For most Americans who’ve recently started living in Colombia, life is full of adjustments. During my time here, I’ve discovered ways to be successful and get the most out of each day despite the differences in environment.
Based on my experiences, here are three of the most significant ways to thrive as an American in Colombia:
1) Speak Spanish
Whether you’re a seasoned Spanish speaker or you just finished Spanish 100, make an effort to speak Spanish whenever possible. This is especially important if you’re with a mixed group of Colombians and Americans. Back at my home university, I knew a couple French exchange students who would speak English with each other when around me and my American friends. I always found this to be considerate, and I know many Colombians feel the same way when we Americans speak Spanish with each other.
Another important opportunity to use Spanish is while conversing with other international students. While studying at Uninorte, I have met some awesome students from France, Italy, Switzerland, and Germany, with whom I speak Spanish almost exclusively. While watching a fútbol game with some of these European students, a Colombian friend mentioned how impressive it was that we international students, most likely more comfortable speaking English, all converse in Spanish.

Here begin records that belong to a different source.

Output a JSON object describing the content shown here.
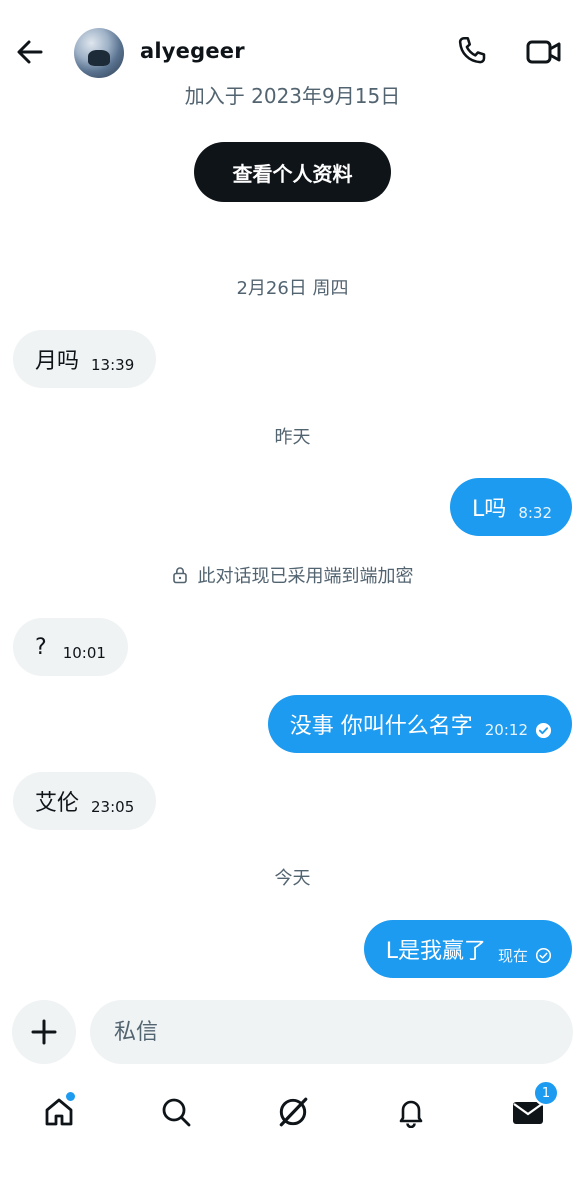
{
  "header": {
    "username": "alyegeer",
    "icons": {
      "back": "arrow-left-icon",
      "call": "phone-icon",
      "video": "video-camera-icon"
    }
  },
  "profile": {
    "joined": "加入于 2023年9月15日",
    "view_profile_label": "查看个人资料"
  },
  "separators": {
    "date1": "2月26日 周四",
    "yesterday": "昨天",
    "encryption": "此对话现已采用端到端加密",
    "today": "今天"
  },
  "messages": [
    {
      "side": "in",
      "text": "月吗",
      "time": "13:39"
    },
    {
      "side": "out",
      "text": "L吗",
      "time": "8:32"
    },
    {
      "side": "in",
      "text": "?",
      "time": "10:01"
    },
    {
      "side": "out",
      "text": "没事 你叫什么名字",
      "time": "20:12",
      "status": "read"
    },
    {
      "side": "in",
      "text": "艾伦",
      "time": "23:05"
    },
    {
      "side": "out",
      "text": "L是我赢了",
      "time": "现在",
      "status": "sent"
    }
  ],
  "composer": {
    "placeholder": "私信"
  },
  "tabbar": {
    "items": [
      "home-icon",
      "search-icon",
      "grok-icon",
      "bell-icon",
      "mail-icon"
    ],
    "mail_badge": "1"
  },
  "colors": {
    "accent": "#1d9bf0",
    "bubble_in": "#eff3f4",
    "text": "#0f1419",
    "muted": "#536471"
  }
}
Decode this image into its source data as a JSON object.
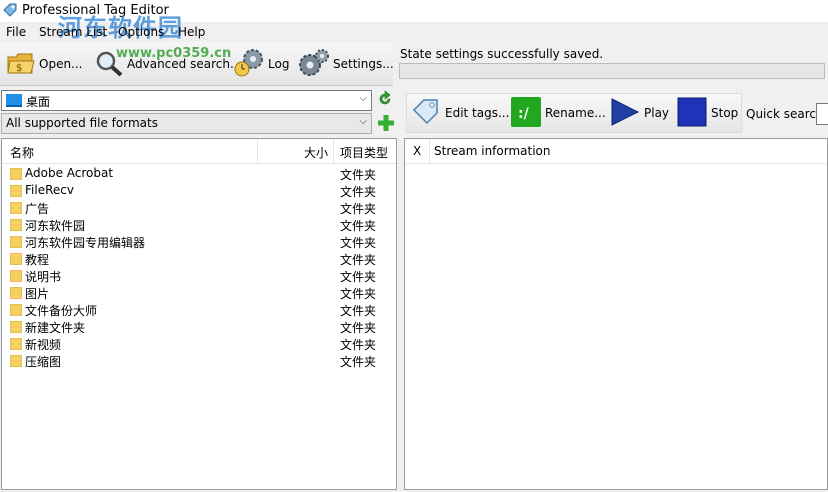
{
  "window": {
    "title": "Professional Tag Editor"
  },
  "watermark": {
    "text": "河东软件园",
    "url": "www.pc0359.cn"
  },
  "menu": [
    "File",
    "Stream List",
    "Options",
    "Help"
  ],
  "toolbar": {
    "open": "Open...",
    "advanced_search": "Advanced search...",
    "log": "Log",
    "settings": "Settings..."
  },
  "status": {
    "message": "State settings successfully saved.",
    "progress": 0
  },
  "location": {
    "value": "桌面"
  },
  "filter": {
    "value": "All supported file formats"
  },
  "file_list": {
    "columns": {
      "name": "名称",
      "size": "大小",
      "type": "项目类型"
    },
    "rows": [
      {
        "name": "Adobe Acrobat",
        "type": "文件夹"
      },
      {
        "name": "FileRecv",
        "type": "文件夹"
      },
      {
        "name": "广告",
        "type": "文件夹"
      },
      {
        "name": "河东软件园",
        "type": "文件夹"
      },
      {
        "name": "河东软件园专用编辑器",
        "type": "文件夹"
      },
      {
        "name": "教程",
        "type": "文件夹"
      },
      {
        "name": "说明书",
        "type": "文件夹"
      },
      {
        "name": "图片",
        "type": "文件夹"
      },
      {
        "name": "文件备份大师",
        "type": "文件夹"
      },
      {
        "name": "新建文件夹",
        "type": "文件夹"
      },
      {
        "name": "新视频",
        "type": "文件夹"
      },
      {
        "name": "压缩图",
        "type": "文件夹"
      }
    ]
  },
  "right_toolbar": {
    "edit_tags": "Edit tags...",
    "rename": "Rename...",
    "play": "Play",
    "stop": "Stop",
    "quick_search_label": "Quick search:",
    "quick_search_value": ""
  },
  "tag_table": {
    "columns": {
      "x": "X",
      "stream_info": "Stream information"
    }
  },
  "colors": {
    "folder": "#f4cf63",
    "progress": "#3bb143",
    "watermark": "#2c7fd2",
    "play": "#1f3fa6",
    "rename": "#22a81e"
  }
}
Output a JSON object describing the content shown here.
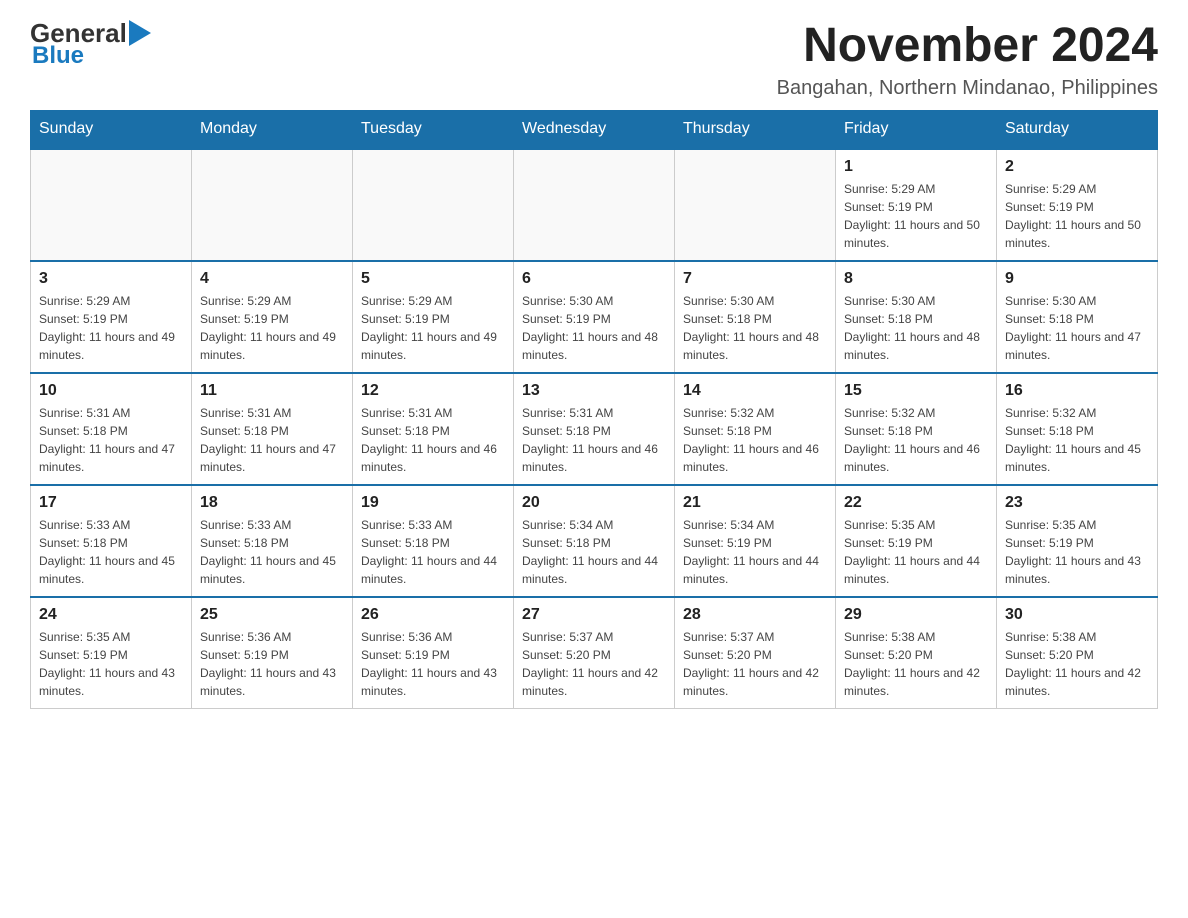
{
  "header": {
    "logo_general": "General",
    "logo_blue": "Blue",
    "month_year": "November 2024",
    "location": "Bangahan, Northern Mindanao, Philippines"
  },
  "days_of_week": [
    "Sunday",
    "Monday",
    "Tuesday",
    "Wednesday",
    "Thursday",
    "Friday",
    "Saturday"
  ],
  "weeks": [
    {
      "days": [
        {
          "number": "",
          "info": ""
        },
        {
          "number": "",
          "info": ""
        },
        {
          "number": "",
          "info": ""
        },
        {
          "number": "",
          "info": ""
        },
        {
          "number": "",
          "info": ""
        },
        {
          "number": "1",
          "info": "Sunrise: 5:29 AM\nSunset: 5:19 PM\nDaylight: 11 hours and 50 minutes."
        },
        {
          "number": "2",
          "info": "Sunrise: 5:29 AM\nSunset: 5:19 PM\nDaylight: 11 hours and 50 minutes."
        }
      ]
    },
    {
      "days": [
        {
          "number": "3",
          "info": "Sunrise: 5:29 AM\nSunset: 5:19 PM\nDaylight: 11 hours and 49 minutes."
        },
        {
          "number": "4",
          "info": "Sunrise: 5:29 AM\nSunset: 5:19 PM\nDaylight: 11 hours and 49 minutes."
        },
        {
          "number": "5",
          "info": "Sunrise: 5:29 AM\nSunset: 5:19 PM\nDaylight: 11 hours and 49 minutes."
        },
        {
          "number": "6",
          "info": "Sunrise: 5:30 AM\nSunset: 5:19 PM\nDaylight: 11 hours and 48 minutes."
        },
        {
          "number": "7",
          "info": "Sunrise: 5:30 AM\nSunset: 5:18 PM\nDaylight: 11 hours and 48 minutes."
        },
        {
          "number": "8",
          "info": "Sunrise: 5:30 AM\nSunset: 5:18 PM\nDaylight: 11 hours and 48 minutes."
        },
        {
          "number": "9",
          "info": "Sunrise: 5:30 AM\nSunset: 5:18 PM\nDaylight: 11 hours and 47 minutes."
        }
      ]
    },
    {
      "days": [
        {
          "number": "10",
          "info": "Sunrise: 5:31 AM\nSunset: 5:18 PM\nDaylight: 11 hours and 47 minutes."
        },
        {
          "number": "11",
          "info": "Sunrise: 5:31 AM\nSunset: 5:18 PM\nDaylight: 11 hours and 47 minutes."
        },
        {
          "number": "12",
          "info": "Sunrise: 5:31 AM\nSunset: 5:18 PM\nDaylight: 11 hours and 46 minutes."
        },
        {
          "number": "13",
          "info": "Sunrise: 5:31 AM\nSunset: 5:18 PM\nDaylight: 11 hours and 46 minutes."
        },
        {
          "number": "14",
          "info": "Sunrise: 5:32 AM\nSunset: 5:18 PM\nDaylight: 11 hours and 46 minutes."
        },
        {
          "number": "15",
          "info": "Sunrise: 5:32 AM\nSunset: 5:18 PM\nDaylight: 11 hours and 46 minutes."
        },
        {
          "number": "16",
          "info": "Sunrise: 5:32 AM\nSunset: 5:18 PM\nDaylight: 11 hours and 45 minutes."
        }
      ]
    },
    {
      "days": [
        {
          "number": "17",
          "info": "Sunrise: 5:33 AM\nSunset: 5:18 PM\nDaylight: 11 hours and 45 minutes."
        },
        {
          "number": "18",
          "info": "Sunrise: 5:33 AM\nSunset: 5:18 PM\nDaylight: 11 hours and 45 minutes."
        },
        {
          "number": "19",
          "info": "Sunrise: 5:33 AM\nSunset: 5:18 PM\nDaylight: 11 hours and 44 minutes."
        },
        {
          "number": "20",
          "info": "Sunrise: 5:34 AM\nSunset: 5:18 PM\nDaylight: 11 hours and 44 minutes."
        },
        {
          "number": "21",
          "info": "Sunrise: 5:34 AM\nSunset: 5:19 PM\nDaylight: 11 hours and 44 minutes."
        },
        {
          "number": "22",
          "info": "Sunrise: 5:35 AM\nSunset: 5:19 PM\nDaylight: 11 hours and 44 minutes."
        },
        {
          "number": "23",
          "info": "Sunrise: 5:35 AM\nSunset: 5:19 PM\nDaylight: 11 hours and 43 minutes."
        }
      ]
    },
    {
      "days": [
        {
          "number": "24",
          "info": "Sunrise: 5:35 AM\nSunset: 5:19 PM\nDaylight: 11 hours and 43 minutes."
        },
        {
          "number": "25",
          "info": "Sunrise: 5:36 AM\nSunset: 5:19 PM\nDaylight: 11 hours and 43 minutes."
        },
        {
          "number": "26",
          "info": "Sunrise: 5:36 AM\nSunset: 5:19 PM\nDaylight: 11 hours and 43 minutes."
        },
        {
          "number": "27",
          "info": "Sunrise: 5:37 AM\nSunset: 5:20 PM\nDaylight: 11 hours and 42 minutes."
        },
        {
          "number": "28",
          "info": "Sunrise: 5:37 AM\nSunset: 5:20 PM\nDaylight: 11 hours and 42 minutes."
        },
        {
          "number": "29",
          "info": "Sunrise: 5:38 AM\nSunset: 5:20 PM\nDaylight: 11 hours and 42 minutes."
        },
        {
          "number": "30",
          "info": "Sunrise: 5:38 AM\nSunset: 5:20 PM\nDaylight: 11 hours and 42 minutes."
        }
      ]
    }
  ]
}
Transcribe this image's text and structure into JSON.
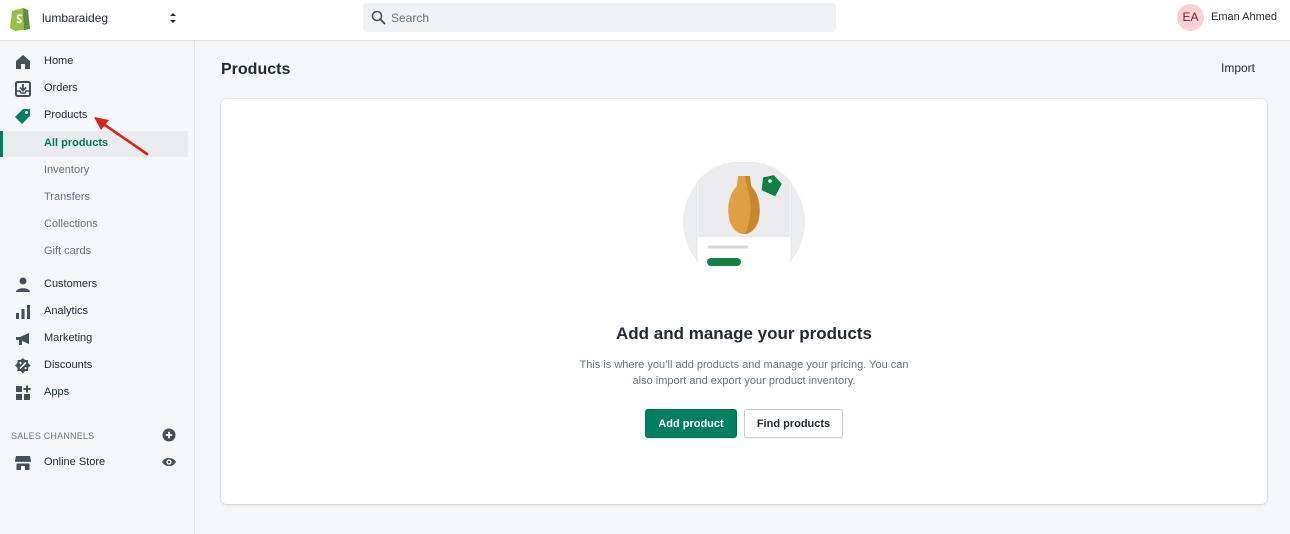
{
  "topbar": {
    "store_name": "lumbaraideg",
    "search_placeholder": "Search",
    "user_initials": "EA",
    "user_name": "Eman Ahmed"
  },
  "sidebar": {
    "items": [
      {
        "label": "Home",
        "icon": "home-icon"
      },
      {
        "label": "Orders",
        "icon": "orders-icon"
      },
      {
        "label": "Products",
        "icon": "tag-icon"
      },
      {
        "label": "Customers",
        "icon": "person-icon"
      },
      {
        "label": "Analytics",
        "icon": "bar-chart-icon"
      },
      {
        "label": "Marketing",
        "icon": "megaphone-icon"
      },
      {
        "label": "Discounts",
        "icon": "discount-icon"
      },
      {
        "label": "Apps",
        "icon": "apps-icon"
      }
    ],
    "products_sub": [
      "All products",
      "Inventory",
      "Transfers",
      "Collections",
      "Gift cards"
    ],
    "selected_sub": "All products",
    "sales_channels_title": "SALES CHANNELS",
    "channels": [
      {
        "label": "Online Store",
        "icon": "store-icon"
      }
    ]
  },
  "main": {
    "title": "Products",
    "import_label": "Import",
    "empty_heading": "Add and manage your products",
    "empty_desc": "This is where you’ll add products and manage your pricing. You can also import and export your product inventory.",
    "add_product_label": "Add product",
    "find_products_label": "Find products"
  },
  "colors": {
    "brand_green": "#008060",
    "annotation_arrow": "#e0201b",
    "avatar_bg": "#fbcfd4"
  }
}
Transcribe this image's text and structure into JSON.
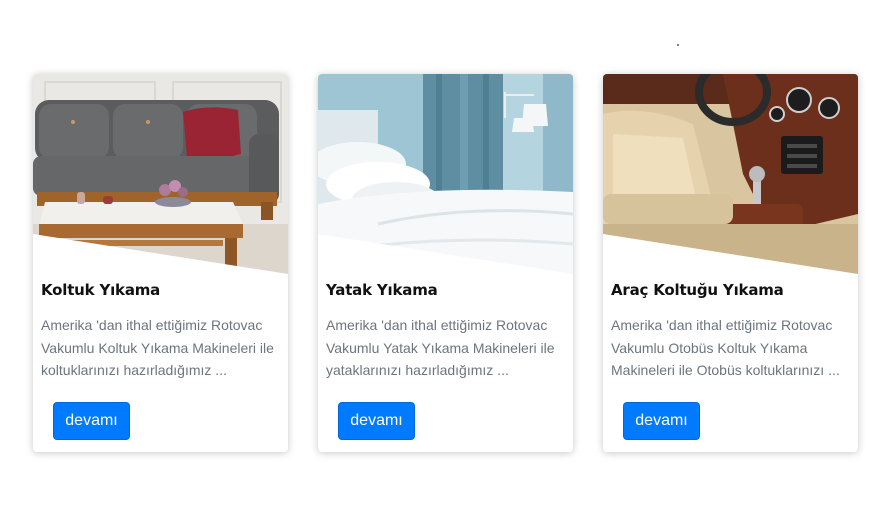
{
  "colors": {
    "primary_button": "#007bff",
    "title_text": "#111111",
    "body_text": "#6c757d"
  },
  "cards": [
    {
      "title": "Koltuk Yıkama",
      "text": "Amerika 'dan ithal ettiğimiz Rotovac Vakumlu Koltuk Yıkama Makineleri ile koltuklarınızı hazırladığımız ...",
      "button": "devamı",
      "image": "grey-sofa-with-wooden-coffee-table"
    },
    {
      "title": "Yatak Yıkama",
      "text": "Amerika 'dan ithal ettiğimiz Rotovac Vakumlu Yatak Yıkama Makineleri ile yataklarınızı hazırladığımız ...",
      "button": "devamı",
      "image": "white-bed-with-blue-curtains"
    },
    {
      "title": "Araç Koltuğu Yıkama",
      "text": "Amerika 'dan ithal ettiğimiz Rotovac Vakumlu Otobüs Koltuk Yıkama Makineleri ile Otobüs koltuklarınızı ...",
      "button": "devamı",
      "image": "beige-leather-car-interior"
    }
  ]
}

Barranquilleros also love it when Americans throw around local lingo while speaking Spanish. Here are a few of my favorite costeñol (coastal Colombian Spanish) words:
-”Chevere”/ “bacano,” which translate to “cool”
-”Full,” meaning “very” or “so”
-”Pa’,” short for the Spanish word “para,” which translates to “for” or “to”
-”Vaina,” meaning “thing,” “thingy,” or “thingamabob”
It’s really fun to pepper costeñol words and phrases such as these into my daily speech, and locals love it!
Regardless of your skill level, when you make efforts to speak Spanish while in Colombia, locals will be appreciative. Not to mention you will become more experienced and fluent in the language!
2) Do as the Locals Do
While in Colombia, it is important to be in tune with the locals; it will make your life a lot easier!
Shortly after arriving in Barranquilla, I noticed that many locals use umbrellas to protect themselves from the sun. Being from New York, I was not familiar with this practice, but quickly saw why it was so popular; the Barranquilla sun is “muy fuerte!” I bought myself an umbrella, and it is one of my best investments I’ve made here in Colombia. I use it multiple times a week, mostly for sun protection, but also for that occasional rainy day. When it rains in Barranquilla, it’s typically pretty heavy, so it’s good to be prepared.
Upon arriving in Colombia, I had a somewhat disappointing realization; people here don’t wear yoga pants in their daily attire. Jean wearing is the day to day norm, and yoga pants are reserved exclusively for the gym. Unfortunately, I came unprepared for this, packing several pairs of my comfy yoga pant capris and, contrary to my father’s advice, not a single pair of jeans. My logic was that the climate in Barranquilla is hot and humid, so there would be no need for me to bring jeans. I was pretty off with that assumption.
I ended up buying jeans a few days after getting here, as it was kind of a necessity. One amazing thing about Barranquilleros is that they’re able to endure the strong Caribbean heat while looking fabulous at the same time, something that I struggle to do but actively aspire towards.
Being in tune with what the locals do is important; it will make your experience more comfortable and authentic!
3) When in Doubt, Ask a Local
As a foreigner who is getting accustomed to the area, it is common to have doubts that need clarification. Asking locals for advice is a great way to clear up uncertainties, and you’ll almost always find your answer. After living in Colombia for about a month, my roommate Ariel and I were able to use the regional bus system to get to Santa Veronica, a tranquil beach town about an hour outside of Barranquilla, all thanks to the help of locals.
We began by asking for advice from our host father, who told us which bus to start the first leg of our journey on. Once on the designated bus, we asked the bus driver and other passengers for further direction. The driver let us off at a midpoint to transfer buses. Once we got off, we asked a nearby security guard where to wait for the next bus, and he showed us right to the bus stop. We hopped onto the second bus once it arrived, confirming with the driver that it was indeed headed to Santa Veronica. I began to see road signs for Santa Veronica after about twenty minutes of riding, so I asked the man sitting next to me where to get off for the beach; he was happy to let me know!
We felt accomplished and successful when we finally arrived; all in all, we got where we needed to go by asking locals along the way. We were able to ride through the gorgeous green hills of Caribbean Colombia, talk to some interesting folks, and spend some time at a peaceful beach; it was a great retreat from the city life of Barranquilla.
Though it may seem uncomfortable to ask for directions and advice in Spanish, doing so will help you experience extraordinary places in Colombia and learn things about the culture. The people of the Caribbean coast are known for their friendly and helpful nature, which makes it the perfect place to ask for direction and advice!
The world awaits…discover it.